### The task:
Where does the string "title" appear in the records? Copy each line that holds it.

### Data:
Segment Open

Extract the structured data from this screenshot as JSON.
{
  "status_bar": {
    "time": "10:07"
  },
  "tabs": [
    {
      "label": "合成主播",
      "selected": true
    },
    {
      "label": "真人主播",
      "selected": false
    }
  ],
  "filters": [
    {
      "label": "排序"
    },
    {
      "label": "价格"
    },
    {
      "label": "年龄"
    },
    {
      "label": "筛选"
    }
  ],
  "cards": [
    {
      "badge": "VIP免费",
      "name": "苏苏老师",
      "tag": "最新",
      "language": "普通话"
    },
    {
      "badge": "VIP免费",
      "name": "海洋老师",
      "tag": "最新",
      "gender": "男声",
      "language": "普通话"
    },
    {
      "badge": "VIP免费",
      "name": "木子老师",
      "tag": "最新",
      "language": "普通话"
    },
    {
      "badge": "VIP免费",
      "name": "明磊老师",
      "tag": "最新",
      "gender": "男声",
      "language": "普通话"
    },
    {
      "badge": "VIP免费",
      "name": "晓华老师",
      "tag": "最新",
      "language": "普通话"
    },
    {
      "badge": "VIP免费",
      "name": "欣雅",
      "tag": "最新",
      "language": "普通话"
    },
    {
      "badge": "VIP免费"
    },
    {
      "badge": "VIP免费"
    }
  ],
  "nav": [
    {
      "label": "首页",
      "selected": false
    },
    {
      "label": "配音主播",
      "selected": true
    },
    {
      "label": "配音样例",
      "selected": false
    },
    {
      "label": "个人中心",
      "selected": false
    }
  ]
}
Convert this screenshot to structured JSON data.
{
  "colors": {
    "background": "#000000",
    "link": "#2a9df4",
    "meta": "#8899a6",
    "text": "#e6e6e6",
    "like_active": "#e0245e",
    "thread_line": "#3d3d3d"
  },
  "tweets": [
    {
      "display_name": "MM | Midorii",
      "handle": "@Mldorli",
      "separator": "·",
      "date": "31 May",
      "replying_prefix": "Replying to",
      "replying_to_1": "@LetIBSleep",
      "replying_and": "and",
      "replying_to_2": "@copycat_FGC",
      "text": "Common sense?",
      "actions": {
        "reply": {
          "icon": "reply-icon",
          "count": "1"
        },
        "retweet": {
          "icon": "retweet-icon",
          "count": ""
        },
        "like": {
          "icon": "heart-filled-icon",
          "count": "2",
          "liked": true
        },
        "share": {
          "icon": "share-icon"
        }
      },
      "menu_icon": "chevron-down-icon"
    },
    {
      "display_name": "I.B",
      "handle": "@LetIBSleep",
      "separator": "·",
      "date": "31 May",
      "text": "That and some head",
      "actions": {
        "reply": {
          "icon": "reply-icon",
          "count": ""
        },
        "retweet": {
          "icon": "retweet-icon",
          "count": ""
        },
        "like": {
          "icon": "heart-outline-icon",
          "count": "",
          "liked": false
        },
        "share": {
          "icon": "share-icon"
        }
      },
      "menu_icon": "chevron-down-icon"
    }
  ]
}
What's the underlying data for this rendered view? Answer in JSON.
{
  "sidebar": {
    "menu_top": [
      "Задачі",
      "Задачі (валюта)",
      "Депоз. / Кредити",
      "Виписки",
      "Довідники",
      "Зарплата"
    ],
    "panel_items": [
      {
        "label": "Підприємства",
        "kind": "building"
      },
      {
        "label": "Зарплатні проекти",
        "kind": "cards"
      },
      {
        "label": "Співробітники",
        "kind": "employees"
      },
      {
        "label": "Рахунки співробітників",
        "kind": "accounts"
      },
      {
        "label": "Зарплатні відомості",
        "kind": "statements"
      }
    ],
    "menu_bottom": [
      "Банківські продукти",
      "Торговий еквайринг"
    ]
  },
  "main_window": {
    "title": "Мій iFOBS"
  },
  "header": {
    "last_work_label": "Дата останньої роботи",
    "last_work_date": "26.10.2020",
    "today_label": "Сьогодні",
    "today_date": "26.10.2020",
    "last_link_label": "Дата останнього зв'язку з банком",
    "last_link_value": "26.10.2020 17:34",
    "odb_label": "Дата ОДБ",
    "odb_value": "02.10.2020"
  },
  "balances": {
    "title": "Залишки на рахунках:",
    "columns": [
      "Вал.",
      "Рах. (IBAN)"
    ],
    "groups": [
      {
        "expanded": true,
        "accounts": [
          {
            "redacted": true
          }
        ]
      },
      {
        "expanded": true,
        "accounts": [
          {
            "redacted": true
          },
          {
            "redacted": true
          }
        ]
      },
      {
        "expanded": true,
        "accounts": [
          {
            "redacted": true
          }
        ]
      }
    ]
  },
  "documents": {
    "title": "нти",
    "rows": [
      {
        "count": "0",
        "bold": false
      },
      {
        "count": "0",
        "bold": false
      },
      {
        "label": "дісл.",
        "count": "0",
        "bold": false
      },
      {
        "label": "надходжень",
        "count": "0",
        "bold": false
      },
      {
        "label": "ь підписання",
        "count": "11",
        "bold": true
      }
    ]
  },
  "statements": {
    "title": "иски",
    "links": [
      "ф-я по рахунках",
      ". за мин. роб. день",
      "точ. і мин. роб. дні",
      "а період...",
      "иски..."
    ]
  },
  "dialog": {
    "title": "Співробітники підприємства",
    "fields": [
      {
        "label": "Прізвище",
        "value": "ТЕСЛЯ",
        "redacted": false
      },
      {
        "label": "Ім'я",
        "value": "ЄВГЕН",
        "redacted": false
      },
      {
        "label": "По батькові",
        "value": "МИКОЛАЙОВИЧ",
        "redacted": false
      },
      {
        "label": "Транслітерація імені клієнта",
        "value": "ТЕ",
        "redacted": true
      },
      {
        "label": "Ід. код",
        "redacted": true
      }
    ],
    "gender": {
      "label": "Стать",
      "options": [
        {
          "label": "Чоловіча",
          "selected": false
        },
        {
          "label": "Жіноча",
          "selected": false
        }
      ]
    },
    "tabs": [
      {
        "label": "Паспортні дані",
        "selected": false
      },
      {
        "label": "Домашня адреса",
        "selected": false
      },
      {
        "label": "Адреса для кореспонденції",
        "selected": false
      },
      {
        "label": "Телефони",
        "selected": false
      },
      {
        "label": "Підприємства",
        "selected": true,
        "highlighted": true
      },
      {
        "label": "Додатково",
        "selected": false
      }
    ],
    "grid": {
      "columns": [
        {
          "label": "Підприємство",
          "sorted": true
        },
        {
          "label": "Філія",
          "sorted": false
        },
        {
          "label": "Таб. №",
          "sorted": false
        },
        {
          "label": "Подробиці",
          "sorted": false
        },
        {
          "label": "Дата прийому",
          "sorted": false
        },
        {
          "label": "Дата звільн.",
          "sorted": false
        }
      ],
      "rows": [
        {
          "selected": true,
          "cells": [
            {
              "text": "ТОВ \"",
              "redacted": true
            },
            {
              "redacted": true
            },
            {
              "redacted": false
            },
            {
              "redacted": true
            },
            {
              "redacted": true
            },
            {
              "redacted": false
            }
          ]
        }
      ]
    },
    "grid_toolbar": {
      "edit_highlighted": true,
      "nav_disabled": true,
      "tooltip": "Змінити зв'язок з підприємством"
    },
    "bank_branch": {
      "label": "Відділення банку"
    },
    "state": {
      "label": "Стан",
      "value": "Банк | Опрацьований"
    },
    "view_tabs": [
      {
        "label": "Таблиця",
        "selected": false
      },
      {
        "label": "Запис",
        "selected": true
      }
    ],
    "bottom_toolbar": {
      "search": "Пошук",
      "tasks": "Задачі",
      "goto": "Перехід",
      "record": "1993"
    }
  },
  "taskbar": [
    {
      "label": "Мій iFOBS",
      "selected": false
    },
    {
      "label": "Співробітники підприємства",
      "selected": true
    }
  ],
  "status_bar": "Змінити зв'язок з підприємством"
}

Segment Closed

### Exercise result:
    "title": "Мій iFOBS"
    "title": "Залишки на рахунках:",
    "title": "нти",
    "title": "иски",
    "title": "Співробітники підприємства",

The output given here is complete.